The Clustering Effect
AdamG over at SMB Capital has a great post about market volatility and how it tends to cluster. It shows how the assumption that the markets take a "random walk" is fair only until the walker stubs his toe on a tree root. He talks about heteroskedastic modeling and how volatility events can be traded. It fits with SMB's philosphy of Stocks in Play; however, the main point I want you to get out of is that volatility begets volatility.
Multi Asset Vol
Now I want to build on and extend that overall thesis. If you've ever watched my show on Saturday (and you can view the latest one here), I go over many different asset classes during the first half hour. And while I don't necessarily trade all of these assets, they definitely do have an impact on equities. For example, we've seen over the past year that whenever the dollar goes down, the equities market tends to go up. Another example is that when the forex carry trade is doing well, that signals strong global growth and it is good for commodities and equities.

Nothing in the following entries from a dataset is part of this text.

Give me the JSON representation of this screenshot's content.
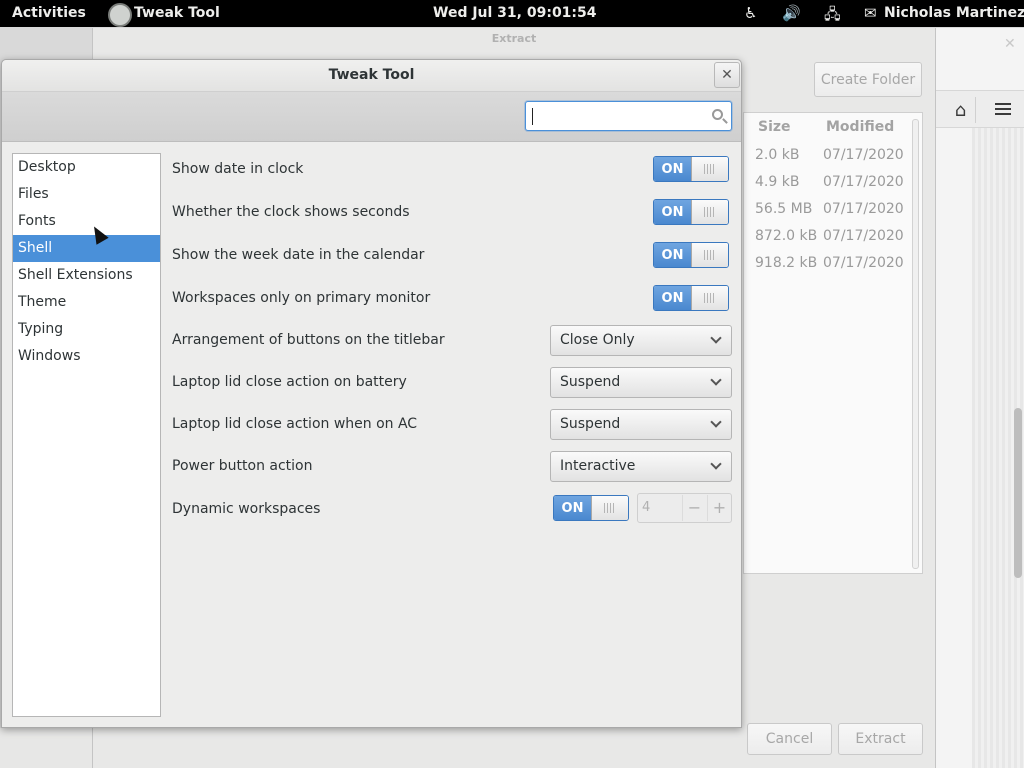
{
  "panel": {
    "activities": "Activities",
    "app_name": "Tweak Tool",
    "clock": "Wed Jul 31, 09:01:54",
    "user": "Nicholas Martinez",
    "icons": [
      "accessibility-icon",
      "volume-icon",
      "network-icon",
      "user-icon"
    ]
  },
  "extract": {
    "title": "Extract",
    "create_folder": "Create Folder",
    "cancel": "Cancel",
    "extract_button": "Extract",
    "columns": [
      "Size",
      "Modified"
    ],
    "files": [
      {
        "size": "2.0 kB",
        "modified": "07/17/2020"
      },
      {
        "size": "4.9 kB",
        "modified": "07/17/2020"
      },
      {
        "size": "56.5 MB",
        "modified": "07/17/2020"
      },
      {
        "size": "872.0 kB",
        "modified": "07/17/2020"
      },
      {
        "size": "918.2 kB",
        "modified": "07/17/2020"
      }
    ]
  },
  "tweak": {
    "title": "Tweak Tool",
    "close": "✕",
    "search_placeholder": "",
    "sidebar": [
      {
        "label": "Desktop",
        "selected": false
      },
      {
        "label": "Files",
        "selected": false
      },
      {
        "label": "Fonts",
        "selected": false
      },
      {
        "label": "Shell",
        "selected": true
      },
      {
        "label": "Shell Extensions",
        "selected": false
      },
      {
        "label": "Theme",
        "selected": false
      },
      {
        "label": "Typing",
        "selected": false
      },
      {
        "label": "Windows",
        "selected": false
      }
    ],
    "settings": {
      "show_date": {
        "label": "Show date in clock",
        "state": "ON"
      },
      "clock_seconds": {
        "label": "Whether the clock shows seconds",
        "state": "ON"
      },
      "week_date": {
        "label": "Show the week date in the calendar",
        "state": "ON"
      },
      "workspaces_primary": {
        "label": "Workspaces only on primary monitor",
        "state": "ON"
      },
      "titlebar_buttons": {
        "label": "Arrangement of buttons on the titlebar",
        "value": "Close Only"
      },
      "lid_battery": {
        "label": "Laptop lid close action on battery",
        "value": "Suspend"
      },
      "lid_ac": {
        "label": "Laptop lid close action when on AC",
        "value": "Suspend"
      },
      "power_button": {
        "label": "Power button action",
        "value": "Interactive"
      },
      "dynamic_workspaces": {
        "label": "Dynamic workspaces",
        "state": "ON",
        "count": "4",
        "minus": "−",
        "plus": "+"
      }
    }
  },
  "colors": {
    "accent": "#4a90d9",
    "panel_bg": "#000000"
  }
}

But that only has to do with direction. There is another component, volatility-- and as we can see in single market volatility, it tends to cluster. But in many cases, volatility will trickle down. And so when we see one asset class go "stupid," it often leads to butterfly effects in equities.

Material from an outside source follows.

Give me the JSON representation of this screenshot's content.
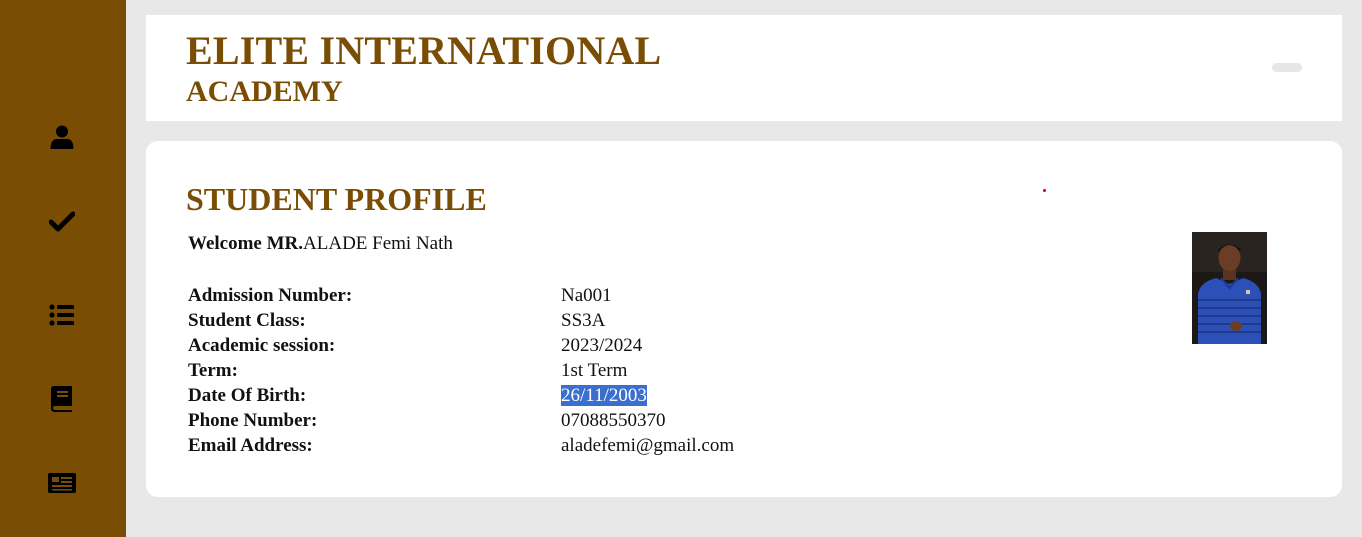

Why This happens
This makes sense when we consider the human element and how accounts are managed. If you have a fund that is running a global macro book and they're short gold, they've been hurt pretty hard. If they're forced to cover, they will most likely have to raise cash from other assets to get a little more even. So you may see a big buy program come in GLD and a big sell program come in TLT (assuming they were playing the deflation trade).
We also saw this back during the crash in 2008. If you look back at some of the major currency crosses, they really started to break down at the beginning of August '08. And while equities had seen some serious vol, the "crash" didn't really start until a month or two later. The volatility in the carry trade helped to bring in more vol in equities as funds unwinding their forex positions led to further headwinds.

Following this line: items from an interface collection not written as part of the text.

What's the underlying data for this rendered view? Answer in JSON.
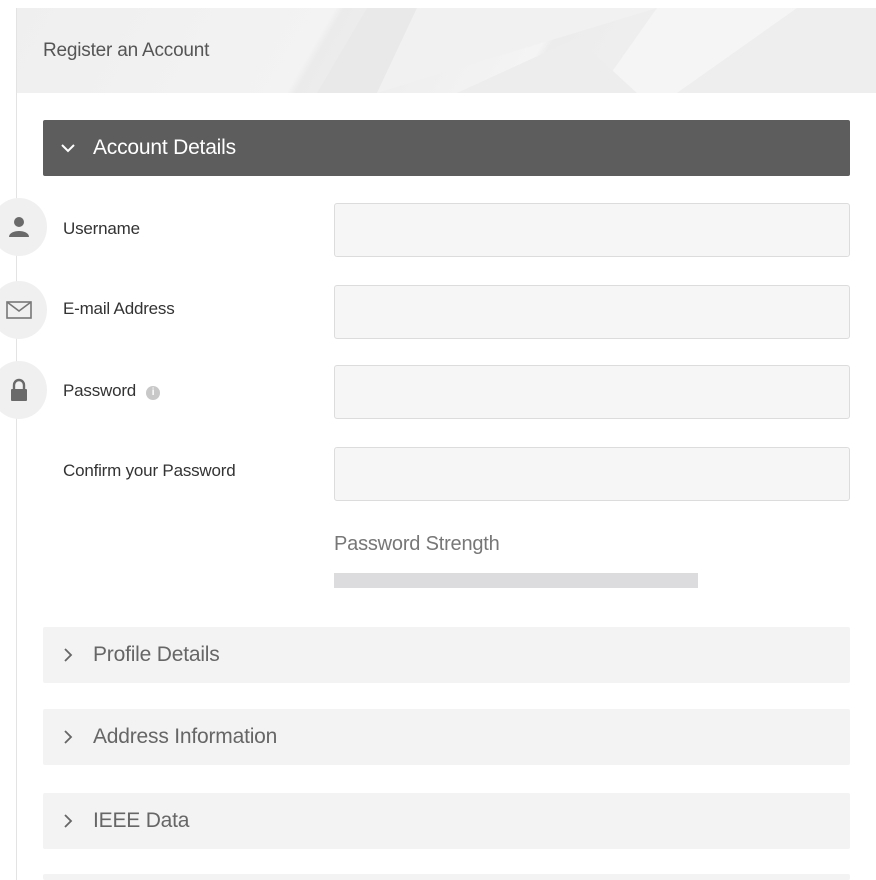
{
  "header": {
    "title": "Register an Account"
  },
  "sections": [
    {
      "label": "Account Details",
      "expanded": true,
      "icon": "chevron-down-icon"
    },
    {
      "label": "Profile Details",
      "expanded": false,
      "icon": "chevron-right-icon"
    },
    {
      "label": "Address Information",
      "expanded": false,
      "icon": "chevron-right-icon"
    },
    {
      "label": "IEEE Data",
      "expanded": false,
      "icon": "chevron-right-icon"
    }
  ],
  "account": {
    "username": {
      "label": "Username",
      "value": "",
      "placeholder": "",
      "icon": "user-icon"
    },
    "email": {
      "label": "E-mail Address",
      "value": "",
      "placeholder": "",
      "icon": "envelope-icon"
    },
    "password": {
      "label": "Password",
      "value": "",
      "placeholder": "",
      "icon": "lock-icon",
      "info_icon": "info-icon"
    },
    "confirm_password": {
      "label": "Confirm your Password",
      "value": "",
      "placeholder": ""
    },
    "strength": {
      "label": "Password Strength",
      "level": 0
    }
  },
  "colors": {
    "active_section_bg": "#5d5d5d",
    "collapsed_section_bg": "#f3f3f3",
    "input_bg": "#f6f6f6",
    "strength_track": "#dcdcdf"
  }
}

So even if you don't trade bonds or commodities or forex, it's still very important to monitor how "nicely" they are trading, because if vol comes through in one asset, it is likely to permeate into others.
Why am I writing this post? Because I'm looking at the vol coming into silver, cotton, sugar, and municipal bonds as a warning sign. If we see a little more panic and volatility, traders will close those positions, leading to more selling, and it will have an effect on the Great Liquidity Conveyor Belt.